If he does, he will provide voters with a new degree of freedom. On Election Day, they will see a line on the ballot designating Ralph Nader’s electors. But if voters choose the Nader line, they won’t be wasting their ballot on a candidate with little chance of winning. Since Mr. Nader’s slate would be the same as Mr. Kerry’s, his voters would be providing additional support for the electors selected by the Democrats. If the Nader-Kerry total is a majority in any state, the victorious electors would be free to vote for Mr. Kerry.”
Given the lack of Instant-runoff voting (IRV) for Presidential Electors, this is a possible alternative to the “wasted vote” problem. Currently, the process of fusion is practiced regularly in New York as well as occasionally in several other states. Fusion is the process of combining votes from several party lines into a single total. In New York, for example, 2000 featured Bush on the Republican and Conservative ballot lines while Gore was on the Democratic, Liberal, and Working Families ballot lines (Buchanan was also listed under two parties – Right to Life and Buchanan Reform). The choosing of Presidential Electors is based on the fusion (or combining) of the votes for each ballot line of the candidates. However, this is generally practiced for only the same candidate. The legal possibility of different candidates cross-endorsing the same set of electors and allowing fusion is likely an issue to be determined by individual state laws.
As an historical note, cross-endorsement was actually somewhat common in the late 19th century. For example, in 1892, a set of electors in North Dakota were cross-endorsed by both the Populist and Democratic parties. In a very interesting result, two of these fusion electors and one Republican Elector received the highest number of total votes, creating the only occasion of a state casting electoral votes for three different parties (one Democratic, one Republican, and one Populist).

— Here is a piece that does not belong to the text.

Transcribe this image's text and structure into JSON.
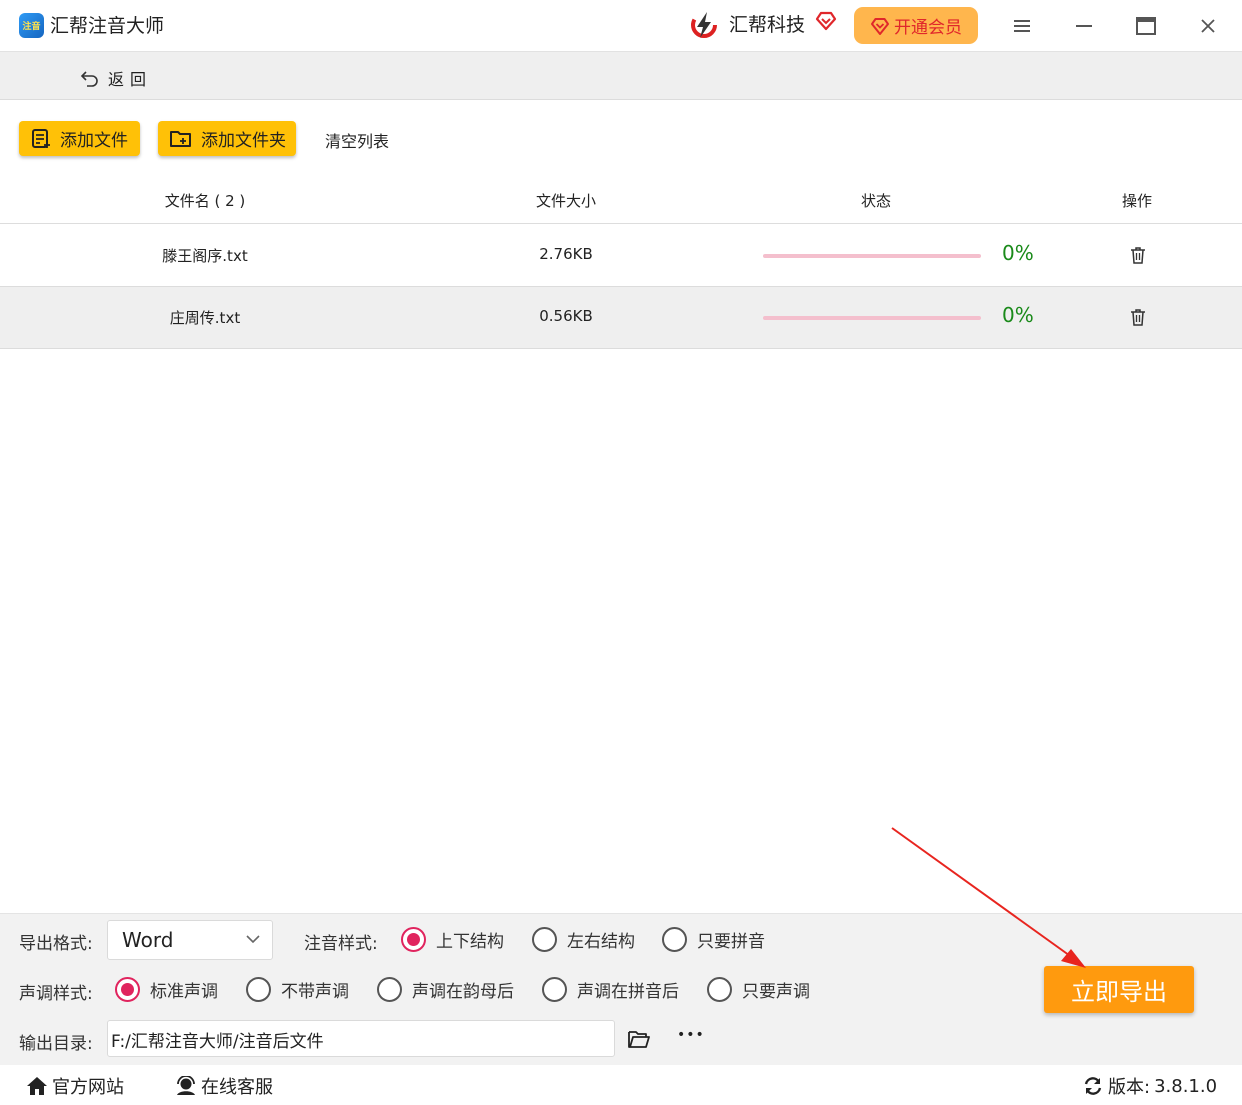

I’m interested in hearing any legal analysis of this possibility – especially in “battleground” states.